_Task description_
Go through the data underneath and copy every line exactly.

_Data extract_
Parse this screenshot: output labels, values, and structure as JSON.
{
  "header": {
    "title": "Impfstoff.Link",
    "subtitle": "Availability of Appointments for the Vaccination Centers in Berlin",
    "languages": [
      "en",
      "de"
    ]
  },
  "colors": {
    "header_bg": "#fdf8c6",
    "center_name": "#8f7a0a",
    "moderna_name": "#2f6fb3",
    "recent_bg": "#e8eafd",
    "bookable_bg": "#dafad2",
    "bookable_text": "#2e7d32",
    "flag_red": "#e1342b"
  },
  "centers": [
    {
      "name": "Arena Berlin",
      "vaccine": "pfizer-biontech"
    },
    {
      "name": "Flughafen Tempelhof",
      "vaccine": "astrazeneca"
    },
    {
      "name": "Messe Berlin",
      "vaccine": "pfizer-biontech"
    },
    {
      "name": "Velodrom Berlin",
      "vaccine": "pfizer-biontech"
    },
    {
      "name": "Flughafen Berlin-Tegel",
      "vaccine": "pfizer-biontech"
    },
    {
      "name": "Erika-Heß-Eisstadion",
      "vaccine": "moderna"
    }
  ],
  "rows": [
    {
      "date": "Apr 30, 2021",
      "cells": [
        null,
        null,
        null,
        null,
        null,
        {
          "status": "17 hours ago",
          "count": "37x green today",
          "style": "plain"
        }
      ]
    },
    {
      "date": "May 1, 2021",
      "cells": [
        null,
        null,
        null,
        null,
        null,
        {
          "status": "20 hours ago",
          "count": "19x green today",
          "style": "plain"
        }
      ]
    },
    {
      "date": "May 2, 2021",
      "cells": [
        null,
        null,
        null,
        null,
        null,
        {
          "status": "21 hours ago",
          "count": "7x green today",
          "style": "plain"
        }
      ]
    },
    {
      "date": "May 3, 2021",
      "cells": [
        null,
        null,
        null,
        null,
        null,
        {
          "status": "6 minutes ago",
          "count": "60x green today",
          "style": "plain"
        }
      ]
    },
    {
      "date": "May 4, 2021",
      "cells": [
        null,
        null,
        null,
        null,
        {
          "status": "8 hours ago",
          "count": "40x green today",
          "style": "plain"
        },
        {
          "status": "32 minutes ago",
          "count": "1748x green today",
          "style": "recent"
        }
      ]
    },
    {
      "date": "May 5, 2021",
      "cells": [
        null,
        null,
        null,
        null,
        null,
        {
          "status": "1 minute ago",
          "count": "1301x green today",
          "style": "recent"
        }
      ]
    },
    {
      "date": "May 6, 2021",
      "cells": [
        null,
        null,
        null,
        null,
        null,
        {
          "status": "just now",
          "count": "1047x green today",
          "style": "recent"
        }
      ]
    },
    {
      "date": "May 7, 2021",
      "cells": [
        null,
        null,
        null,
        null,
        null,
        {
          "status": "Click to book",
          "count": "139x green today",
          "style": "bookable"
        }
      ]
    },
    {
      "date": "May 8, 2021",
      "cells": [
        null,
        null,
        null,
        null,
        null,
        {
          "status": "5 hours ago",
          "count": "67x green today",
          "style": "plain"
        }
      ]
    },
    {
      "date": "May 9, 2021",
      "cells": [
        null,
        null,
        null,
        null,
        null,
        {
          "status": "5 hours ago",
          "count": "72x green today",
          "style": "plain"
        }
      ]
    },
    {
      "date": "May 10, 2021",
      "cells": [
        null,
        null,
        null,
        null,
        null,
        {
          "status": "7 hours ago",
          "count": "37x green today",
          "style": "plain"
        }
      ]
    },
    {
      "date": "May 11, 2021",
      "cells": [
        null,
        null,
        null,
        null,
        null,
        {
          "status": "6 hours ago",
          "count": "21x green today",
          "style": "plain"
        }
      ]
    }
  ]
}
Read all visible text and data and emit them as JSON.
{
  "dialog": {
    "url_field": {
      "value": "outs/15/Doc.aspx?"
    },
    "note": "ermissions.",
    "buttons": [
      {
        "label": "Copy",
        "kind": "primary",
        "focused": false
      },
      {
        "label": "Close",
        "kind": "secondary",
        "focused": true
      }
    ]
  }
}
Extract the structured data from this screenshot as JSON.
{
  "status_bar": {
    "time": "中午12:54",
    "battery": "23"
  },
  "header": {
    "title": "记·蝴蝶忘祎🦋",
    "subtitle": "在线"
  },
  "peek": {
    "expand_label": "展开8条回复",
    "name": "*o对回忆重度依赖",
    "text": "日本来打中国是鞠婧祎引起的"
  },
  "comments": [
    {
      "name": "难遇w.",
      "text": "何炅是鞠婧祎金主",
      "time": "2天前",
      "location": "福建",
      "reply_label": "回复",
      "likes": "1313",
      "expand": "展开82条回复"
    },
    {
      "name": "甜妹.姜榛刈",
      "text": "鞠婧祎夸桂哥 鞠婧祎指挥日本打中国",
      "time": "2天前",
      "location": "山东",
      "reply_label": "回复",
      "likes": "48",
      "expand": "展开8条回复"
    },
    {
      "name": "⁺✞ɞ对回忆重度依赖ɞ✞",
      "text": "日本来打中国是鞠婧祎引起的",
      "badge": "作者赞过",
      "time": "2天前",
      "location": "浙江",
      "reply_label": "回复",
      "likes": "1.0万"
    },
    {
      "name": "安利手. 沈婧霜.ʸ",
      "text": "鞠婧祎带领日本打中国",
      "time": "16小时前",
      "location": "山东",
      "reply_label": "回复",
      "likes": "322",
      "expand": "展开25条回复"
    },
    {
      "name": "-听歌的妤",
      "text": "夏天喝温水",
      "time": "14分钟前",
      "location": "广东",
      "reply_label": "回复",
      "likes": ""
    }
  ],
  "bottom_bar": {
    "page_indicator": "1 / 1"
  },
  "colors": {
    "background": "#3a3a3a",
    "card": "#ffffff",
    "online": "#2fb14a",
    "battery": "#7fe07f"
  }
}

_Solution_
Parse this screenshot: output labels, values, and structure as JSON.
{
  "header": {
    "title": "Impfstoff.Link",
    "subtitle": "Availability of Appointments for the Vaccination Centers in Berlin",
    "languages": [
      "en",
      "de"
    ]
  },
  "colors": {
    "header_bg": "#fdf8c6",
    "center_name": "#8f7a0a",
    "moderna_name": "#2f6fb3",
    "recent_bg": "#e8eafd",
    "bookable_bg": "#dafad2",
    "bookable_text": "#2e7d32",
    "flag_red": "#e1342b"
  },
  "centers": [
    {
      "name": "Arena Berlin",
      "vaccine": "pfizer-biontech"
    },
    {
      "name": "Flughafen Tempelhof",
      "vaccine": "astrazeneca"
    },
    {
      "name": "Messe Berlin",
      "vaccine": "pfizer-biontech"
    },
    {
      "name": "Velodrom Berlin",
      "vaccine": "pfizer-biontech"
    },
    {
      "name": "Flughafen Berlin-Tegel",
      "vaccine": "pfizer-biontech"
    },
    {
      "name": "Erika-Heß-Eisstadion",
      "vaccine": "moderna"
    }
  ],
  "rows": [
    {
      "date": "Apr 30, 2021",
      "cells": [
        null,
        null,
        null,
        null,
        null,
        {
          "status": "17 hours ago",
          "count": "37x green today",
          "style": "plain"
        }
      ]
    },
    {
      "date": "May 1, 2021",
      "cells": [
        null,
        null,
        null,
        null,
        null,
        {
          "status": "20 hours ago",
          "count": "19x green today",
          "style": "plain"
        }
      ]
    },
    {
      "date": "May 2, 2021",
      "cells": [
        null,
        null,
        null,
        null,
        null,
        {
          "status": "21 hours ago",
          "count": "7x green today",
          "style": "plain"
        }
      ]
    },
    {
      "date": "May 3, 2021",
      "cells": [
        null,
        null,
        null,
        null,
        null,
        {
          "status": "6 minutes ago",
          "count": "60x green today",
          "style": "plain"
        }
      ]
    },
    {
      "date": "May 4, 2021",
      "cells": [
        null,
        null,
        null,
        null,
        {
          "status": "8 hours ago",
          "count": "40x green today",
          "style": "plain"
        },
        {
          "status": "32 minutes ago",
          "count": "1748x green today",
          "style": "recent"
        }
      ]
    },
    {
      "date": "May 5, 2021",
      "cells": [
        null,
        null,
        null,
        null,
        null,
        {
          "status": "1 minute ago",
          "count": "1301x green today",
          "style": "recent"
        }
      ]
    },
    {
      "date": "May 6, 2021",
      "cells": [
        null,
        null,
        null,
        null,
        null,
        {
          "status": "just now",
          "count": "1047x green today",
          "style": "recent"
        }
      ]
    },
    {
      "date": "May 7, 2021",
      "cells": [
        null,
        null,
        null,
        null,
        null,
        {
          "status": "Click to book",
          "count": "139x green today",
          "style": "bookable"
        }
      ]
    },
    {
      "date": "May 8, 2021",
      "cells": [
        null,
        null,
        null,
        null,
        null,
        {
          "status": "5 hours ago",
          "count": "67x green today",
          "style": "plain"
        }
      ]
    },
    {
      "date": "May 9, 2021",
      "cells": [
        null,
        null,
        null,
        null,
        null,
        {
          "status": "5 hours ago",
          "count": "72x green today",
          "style": "plain"
        }
      ]
    },
    {
      "date": "May 10, 2021",
      "cells": [
        null,
        null,
        null,
        null,
        null,
        {
          "status": "7 hours ago",
          "count": "37x green today",
          "style": "plain"
        }
      ]
    },
    {
      "date": "May 11, 2021",
      "cells": [
        null,
        null,
        null,
        null,
        null,
        {
          "status": "6 hours ago",
          "count": "21x green today",
          "style": "plain"
        }
      ]
    }
  ]
}
Read all visible text and data and emit them as JSON.
{
  "dialog": {
    "url_field": {
      "value": "outs/15/Doc.aspx?"
    },
    "note": "ermissions.",
    "buttons": [
      {
        "label": "Copy",
        "kind": "primary",
        "focused": false
      },
      {
        "label": "Close",
        "kind": "secondary",
        "focused": true
      }
    ]
  }
}
Extract the structured data from this screenshot as JSON.
{
  "status_bar": {
    "time": "中午12:54",
    "battery": "23"
  },
  "header": {
    "title": "记·蝴蝶忘祎🦋",
    "subtitle": "在线"
  },
  "peek": {
    "expand_label": "展开8条回复",
    "name": "*o对回忆重度依赖",
    "text": "日本来打中国是鞠婧祎引起的"
  },
  "comments": [
    {
      "name": "难遇w.",
      "text": "何炅是鞠婧祎金主",
      "time": "2天前",
      "location": "福建",
      "reply_label": "回复",
      "likes": "1313",
      "expand": "展开82条回复"
    },
    {
      "name": "甜妹.姜榛刈",
      "text": "鞠婧祎夸桂哥 鞠婧祎指挥日本打中国",
      "time": "2天前",
      "location": "山东",
      "reply_label": "回复",
      "likes": "48",
      "expand": "展开8条回复"
    },
    {
      "name": "⁺✞ɞ对回忆重度依赖ɞ✞",
      "text": "日本来打中国是鞠婧祎引起的",
      "badge": "作者赞过",
      "time": "2天前",
      "location": "浙江",
      "reply_label": "回复",
      "likes": "1.0万"
    },
    {
      "name": "安利手. 沈婧霜.ʸ",
      "text": "鞠婧祎带领日本打中国",
      "time": "16小时前",
      "location": "山东",
      "reply_label": "回复",
      "likes": "322",
      "expand": "展开25条回复"
    },
    {
      "name": "-听歌的妤",
      "text": "夏天喝温水",
      "time": "14分钟前",
      "location": "广东",
      "reply_label": "回复",
      "likes": ""
    }
  ],
  "bottom_bar": {
    "page_indicator": "1 / 1"
  },
  "colors": {
    "background": "#3a3a3a",
    "card": "#ffffff",
    "online": "#2fb14a",
    "battery": "#7fe07f"
  }
}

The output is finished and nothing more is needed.